> [To do] The response should consist only of the lines from the one with "Output a JSON" to the end of the data below, copied exactly and without pictures.

> [Material for this exercise]

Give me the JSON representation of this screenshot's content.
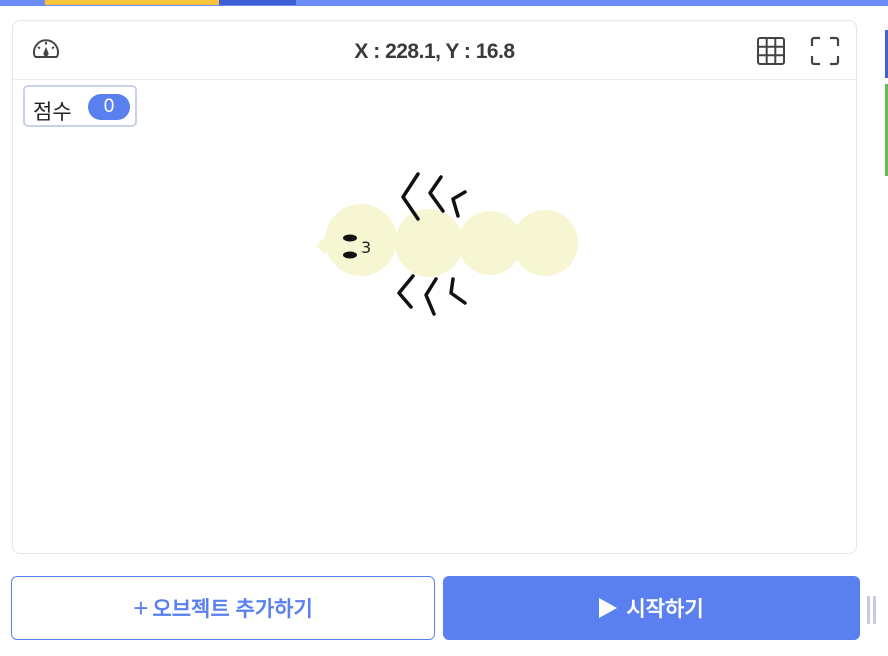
{
  "stage": {
    "coordinates": "X : 228.1, Y : 16.8",
    "speed_icon": "speedometer-icon",
    "grid_icon": "grid-icon",
    "fullscreen_icon": "fullscreen-icon"
  },
  "score": {
    "label": "점수",
    "value": "0"
  },
  "sprite": {
    "name": "caterpillar",
    "face_text": "3",
    "body_color": "#f6f6d2"
  },
  "buttons": {
    "add_object_plus": "+",
    "add_object_label": "오브젝트 추가하기",
    "start_label": "시작하기",
    "start_icon": "play-icon"
  },
  "colors": {
    "accent": "#5a80f0",
    "tab_yellow": "#f9c440",
    "tab_blue": "#3f5fd6",
    "side_green": "#5fbf4a"
  }
}
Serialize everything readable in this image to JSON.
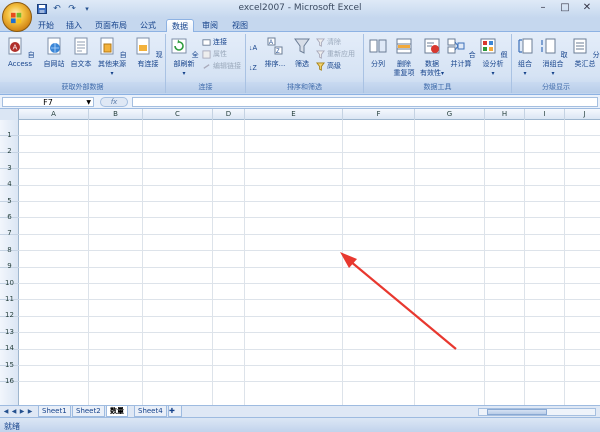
{
  "window": {
    "title": "excel2007 - Microsoft Excel",
    "minimize_icon": "minimize-icon",
    "maximize_icon": "maximize-icon",
    "close_icon": "close-icon"
  },
  "quick_access": [
    "save-icon",
    "undo-icon",
    "redo-icon",
    "customize-icon"
  ],
  "tabs": [
    {
      "label": "开始",
      "active": false
    },
    {
      "label": "插入",
      "active": false
    },
    {
      "label": "页面布局",
      "active": false
    },
    {
      "label": "公式",
      "active": false
    },
    {
      "label": "数据",
      "active": true
    },
    {
      "label": "审阅",
      "active": false
    },
    {
      "label": "视图",
      "active": false
    }
  ],
  "ribbon": {
    "get_external": {
      "label": "获取外部数据",
      "access": "自 Access",
      "web": "自网站",
      "text": "自文本",
      "other": "自其他来源",
      "existing": "现有连接"
    },
    "connections": {
      "label": "连接",
      "refresh_all": "全部刷新",
      "connections": "连接",
      "properties": "属性",
      "edit_links": "编辑链接"
    },
    "sort_filter": {
      "label": "排序和筛选",
      "sort": "排序...",
      "filter": "筛选",
      "clear": "清除",
      "reapply": "重新应用",
      "advanced": "高级"
    },
    "data_tools": {
      "label": "数据工具",
      "text_to_columns": "分列",
      "remove_dup_line1": "删除",
      "remove_dup_line2": "重复项",
      "validation_line1": "数据",
      "validation_line2": "有效性",
      "consolidate": "合并计算",
      "what_if": "假设分析"
    },
    "outline": {
      "label": "分级显示",
      "group": "组合",
      "ungroup": "取消组合",
      "subtotal": "分类汇总"
    }
  },
  "formula_bar": {
    "name_box": "F7",
    "fx": "fx",
    "formula": ""
  },
  "columns": [
    "A",
    "B",
    "C",
    "D",
    "E",
    "F",
    "G",
    "H",
    "I",
    "J"
  ],
  "rows": [
    "1",
    "2",
    "3",
    "4",
    "5",
    "6",
    "7",
    "8",
    "9",
    "10",
    "11",
    "12",
    "13",
    "14",
    "15",
    "16"
  ],
  "sheets": [
    {
      "name": "Sheet1",
      "active": false
    },
    {
      "name": "Sheet2",
      "active": false
    },
    {
      "name": "数量",
      "active": true
    },
    {
      "name": "Sheet4",
      "active": false
    }
  ],
  "status": "就绪",
  "colors": {
    "accent": "#e8382f",
    "ribbon": "#d6e3f4"
  }
}
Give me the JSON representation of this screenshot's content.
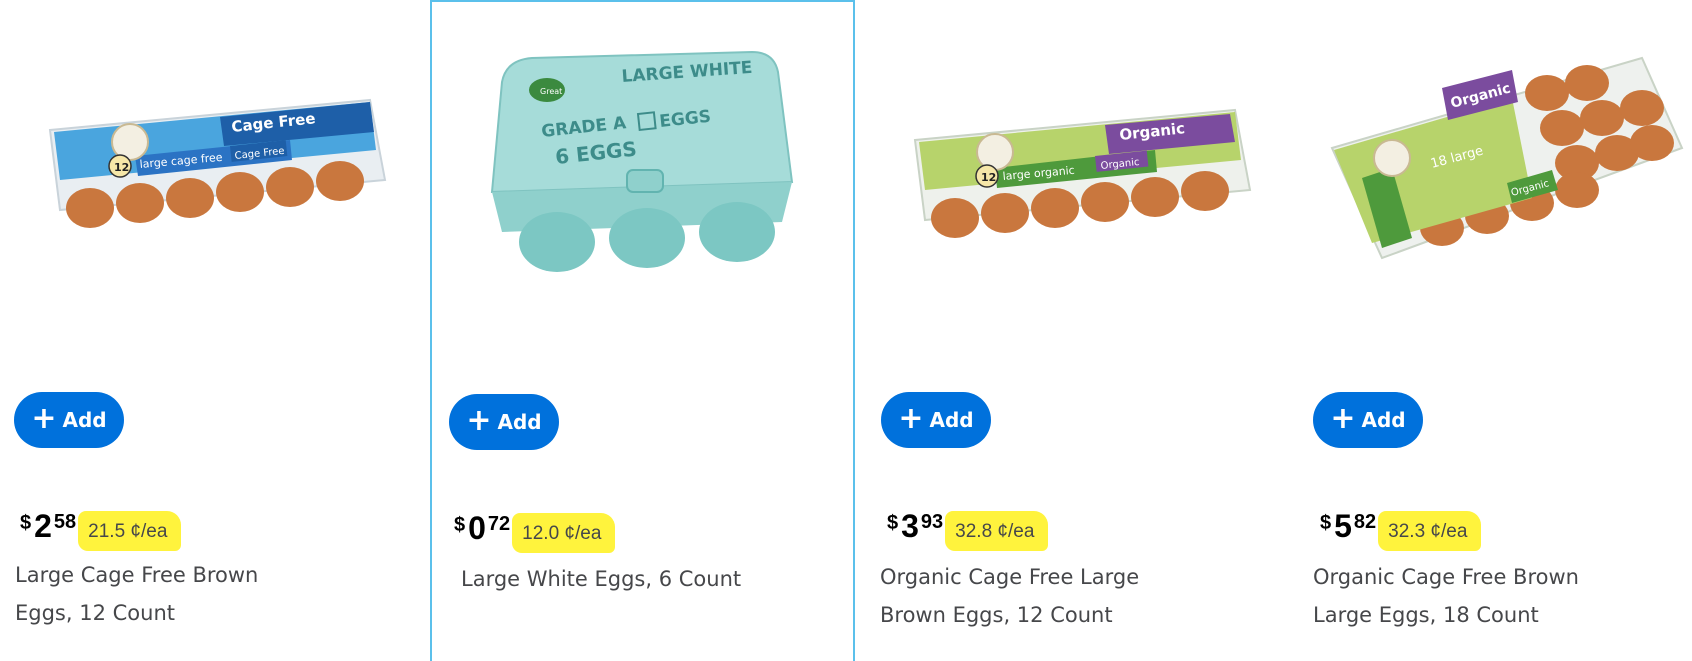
{
  "products": [
    {
      "add_label": "Add",
      "currency": "$",
      "dollars": "2",
      "cents": "58",
      "unit_price": "21.5 ¢/ea",
      "title_line1": "Large Cage Free Brown",
      "title_line2": "Eggs, 12 Count",
      "image_text": {
        "badge": "Cage Free",
        "count": "12",
        "label": "large cage free"
      }
    },
    {
      "add_label": "Add",
      "currency": "$",
      "dollars": "0",
      "cents": "72",
      "unit_price": "12.0 ¢/ea",
      "title_line1": "Large White Eggs, 6 Count",
      "title_line2": "",
      "image_text": {
        "top": "LARGE WHITE",
        "grade": "GRADE A",
        "eggs": "EGGS",
        "count": "6 EGGS"
      }
    },
    {
      "add_label": "Add",
      "currency": "$",
      "dollars": "3",
      "cents": "93",
      "unit_price": "32.8 ¢/ea",
      "title_line1": "Organic Cage Free Large",
      "title_line2": "Brown Eggs, 12 Count",
      "image_text": {
        "badge": "Organic",
        "count": "12",
        "label": "large organic"
      }
    },
    {
      "add_label": "Add",
      "currency": "$",
      "dollars": "5",
      "cents": "82",
      "unit_price": "32.3 ¢/ea",
      "title_line1": "Organic Cage Free Brown",
      "title_line2": "Large Eggs, 18 Count",
      "image_text": {
        "badge": "Organic",
        "count": "18",
        "label": "18 large"
      }
    }
  ],
  "colors": {
    "add_button": "#0071dc",
    "highlight": "#fff22d",
    "selected_border": "#5bc0eb"
  },
  "icons": [
    "plus-icon"
  ]
}
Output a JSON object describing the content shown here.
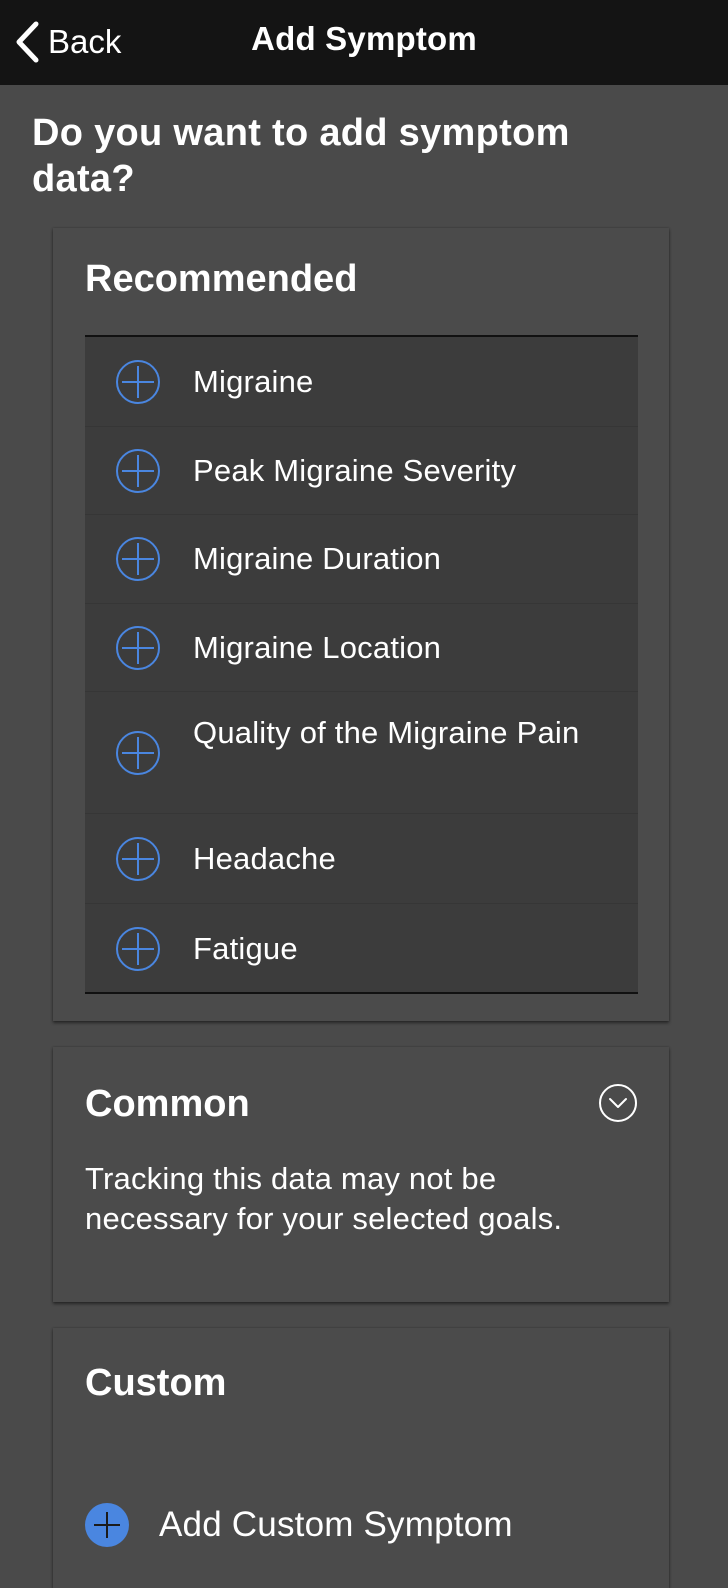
{
  "header": {
    "back_label": "Back",
    "title": "Add Symptom"
  },
  "question": "Do you want to add symptom data?",
  "recommended": {
    "heading": "Recommended",
    "items": [
      {
        "label": "Migraine",
        "icon": "plus-circle-outline-icon"
      },
      {
        "label": "Peak Migraine Severity",
        "icon": "plus-circle-outline-icon"
      },
      {
        "label": "Migraine Duration",
        "icon": "plus-circle-outline-icon"
      },
      {
        "label": "Migraine Location",
        "icon": "plus-circle-outline-icon"
      },
      {
        "label": "Quality of the Migraine Pain",
        "icon": "plus-circle-outline-icon"
      },
      {
        "label": "Headache",
        "icon": "plus-circle-outline-icon"
      },
      {
        "label": "Fatigue",
        "icon": "plus-circle-outline-icon"
      }
    ]
  },
  "common": {
    "heading": "Common",
    "description": "Tracking this data may not be necessary for your selected goals.",
    "toggle_icon": "chevron-down-circle-icon"
  },
  "custom": {
    "heading": "Custom",
    "add_label": "Add Custom Symptom",
    "add_icon": "plus-circle-filled-icon"
  },
  "colors": {
    "accent": "#4a86e0",
    "navbar": "#141414",
    "background": "#4a4a4a",
    "list_background": "#3c3c3c"
  }
}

> [Output for this task]
Output a JSON object describing the content shown here.
{
  "header": {
    "back_label": "Back",
    "title": "Add Symptom"
  },
  "question": "Do you want to add symptom data?",
  "recommended": {
    "heading": "Recommended",
    "items": [
      {
        "label": "Migraine",
        "icon": "plus-circle-outline-icon"
      },
      {
        "label": "Peak Migraine Severity",
        "icon": "plus-circle-outline-icon"
      },
      {
        "label": "Migraine Duration",
        "icon": "plus-circle-outline-icon"
      },
      {
        "label": "Migraine Location",
        "icon": "plus-circle-outline-icon"
      },
      {
        "label": "Quality of the Migraine Pain",
        "icon": "plus-circle-outline-icon"
      },
      {
        "label": "Headache",
        "icon": "plus-circle-outline-icon"
      },
      {
        "label": "Fatigue",
        "icon": "plus-circle-outline-icon"
      }
    ]
  },
  "common": {
    "heading": "Common",
    "description": "Tracking this data may not be necessary for your selected goals.",
    "toggle_icon": "chevron-down-circle-icon"
  },
  "custom": {
    "heading": "Custom",
    "add_label": "Add Custom Symptom",
    "add_icon": "plus-circle-filled-icon"
  },
  "colors": {
    "accent": "#4a86e0",
    "navbar": "#141414",
    "background": "#4a4a4a",
    "list_background": "#3c3c3c"
  }
}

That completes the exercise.